city of alexandria, royal quarters Schliesser et al., Alexandria: Hub of the Hellenistic World (2021) 20
damnatio memoriae, implicit criticism of by josephus Edwards, In the Court of the Gentiles: Narrative, Exemplarity, and Scriptural Adaptation in the Court-Tales of Flavius Josephus (2023) 158
damnatio memoriae Edwards, In the Court of the Gentiles: Narrative, Exemplarity, and Scriptural Adaptation in the Court-Tales of Flavius Josephus (2023) 158
egypt Katzoff, On Jews in the Roman World: Collected Studies (2019) 130
fiscus iudaicus Edwards, In the Court of the Gentiles: Narrative, Exemplarity, and Scriptural Adaptation in the Court-Tales of Flavius Josephus (2023) 158
gaius (roman emperor), depiction in josephus Edwards, In the Court of the Gentiles: Narrative, Exemplarity, and Scriptural Adaptation in the Court-Tales of Flavius Josephus (2023) 158

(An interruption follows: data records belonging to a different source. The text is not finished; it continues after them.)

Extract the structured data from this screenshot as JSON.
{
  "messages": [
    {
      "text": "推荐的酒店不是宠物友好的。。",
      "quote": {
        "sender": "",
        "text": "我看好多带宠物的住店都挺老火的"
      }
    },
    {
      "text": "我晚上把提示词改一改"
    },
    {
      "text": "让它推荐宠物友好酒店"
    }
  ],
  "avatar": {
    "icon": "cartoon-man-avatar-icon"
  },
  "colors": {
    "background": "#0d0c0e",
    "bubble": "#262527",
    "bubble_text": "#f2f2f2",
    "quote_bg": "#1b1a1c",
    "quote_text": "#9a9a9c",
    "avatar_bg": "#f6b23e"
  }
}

jerusalem Katzoff, On Jews in the Roman World: Collected Studies (2019) 130
jews in alexandria, jewish district/delta quarter Schliesser et al., Alexandria: Hub of the Hellenistic World (2021) 20
josephus, on alexandrias jewish quarter Schliesser et al., Alexandria: Hub of the Hellenistic World (2021) 20
judaean desert Katzoff, On Jews in the Roman World: Collected Studies (2019) 130
oxyrhynchus Schliesser et al., Alexandria: Hub of the Hellenistic World (2021) 20
philo, description of the delta quarter Schliesser et al., Alexandria: Hub of the Hellenistic World (2021) 20
sabbath Katzoff, On Jews in the Roman World: Collected Studies (2019) 130
saturday Katzoff, On Jews in the Roman World: Collected Studies (2019) 130
strabo, description of alexandria Schliesser et al., Alexandria: Hub of the Hellenistic World (2021) 20
tuesday Katzoff, On Jews in the Roman World: Collected Studies (2019) 130
week' Katzoff, On Jews in the Roman World: Collected Studies (2019) 130